SINGAPORE : Two men in their thirties were executed in the early hours of Friday morning in Singapore for drug offences.
The Central Narcotics Bureau confirmed that both Chijioke Stephen Obioha, a 38-year-old Nigerian national, and Devendran a/l Supramaniam, a 31-year-old Malaysian national, were hanged at Changi Prison Complex.
Obioha had been convicted of trafficking 2,604.56 grams of cannabis in 2008, while Devendran was convicted of trafficking 83.36 grams of diamorphine in 2014.
Under Singapore's laws, being found in possession of 500 grams or more of cannabis, or 15 grams or more of diamorphine, triggers the presumption that one is trafficking, and also attracts the mandatory death penalty.
Legal counsel for both men had separately filed criminal motions in court Thursday hoping to stay their executions.
All criminal motions were heard and dismissed by Singapore's apex court.
Obioha's case had attracted public statements from international and local groups calling on the Singapore government to halt his execution.
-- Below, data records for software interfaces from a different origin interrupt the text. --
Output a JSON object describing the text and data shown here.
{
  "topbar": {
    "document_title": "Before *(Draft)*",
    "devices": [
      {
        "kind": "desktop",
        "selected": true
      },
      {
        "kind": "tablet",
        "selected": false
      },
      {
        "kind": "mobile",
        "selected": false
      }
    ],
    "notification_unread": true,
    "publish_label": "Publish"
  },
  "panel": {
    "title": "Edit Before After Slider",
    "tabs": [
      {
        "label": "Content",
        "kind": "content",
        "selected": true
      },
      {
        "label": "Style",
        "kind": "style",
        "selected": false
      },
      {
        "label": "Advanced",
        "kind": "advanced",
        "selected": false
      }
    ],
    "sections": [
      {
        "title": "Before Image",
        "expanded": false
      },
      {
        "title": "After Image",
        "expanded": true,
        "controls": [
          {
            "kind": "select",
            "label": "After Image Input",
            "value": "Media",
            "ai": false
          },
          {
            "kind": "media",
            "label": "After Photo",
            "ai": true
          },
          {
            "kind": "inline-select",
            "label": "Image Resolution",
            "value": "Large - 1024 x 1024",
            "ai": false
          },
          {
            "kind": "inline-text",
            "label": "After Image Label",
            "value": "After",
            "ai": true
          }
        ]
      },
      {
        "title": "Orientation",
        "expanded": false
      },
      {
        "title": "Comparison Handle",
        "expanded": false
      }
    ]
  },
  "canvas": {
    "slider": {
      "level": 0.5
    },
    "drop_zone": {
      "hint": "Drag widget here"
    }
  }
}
Amnesty International’s director for Southeast Asia and the Pacific had earlier called for clemency, underlining in a statement that the death penalty is never the solution.
"It will not rid Singapore of drugs. By executing people for drug-related offences, which do not meet the threshold of most serious crimes, Singapore is violating international law," said Rafendi Djamin.
The call was echoed by the United Nations Human Rights Office for Southeast Asia, international human rights group the International Federation for Human Rights (FIDH), local abolitionist groups the Singapore Anti-Death Penalty Campaign and We Believe in Second Chances, as well as the European Union delegation in Singapore, alongside the Norwegian and Swiss embassies.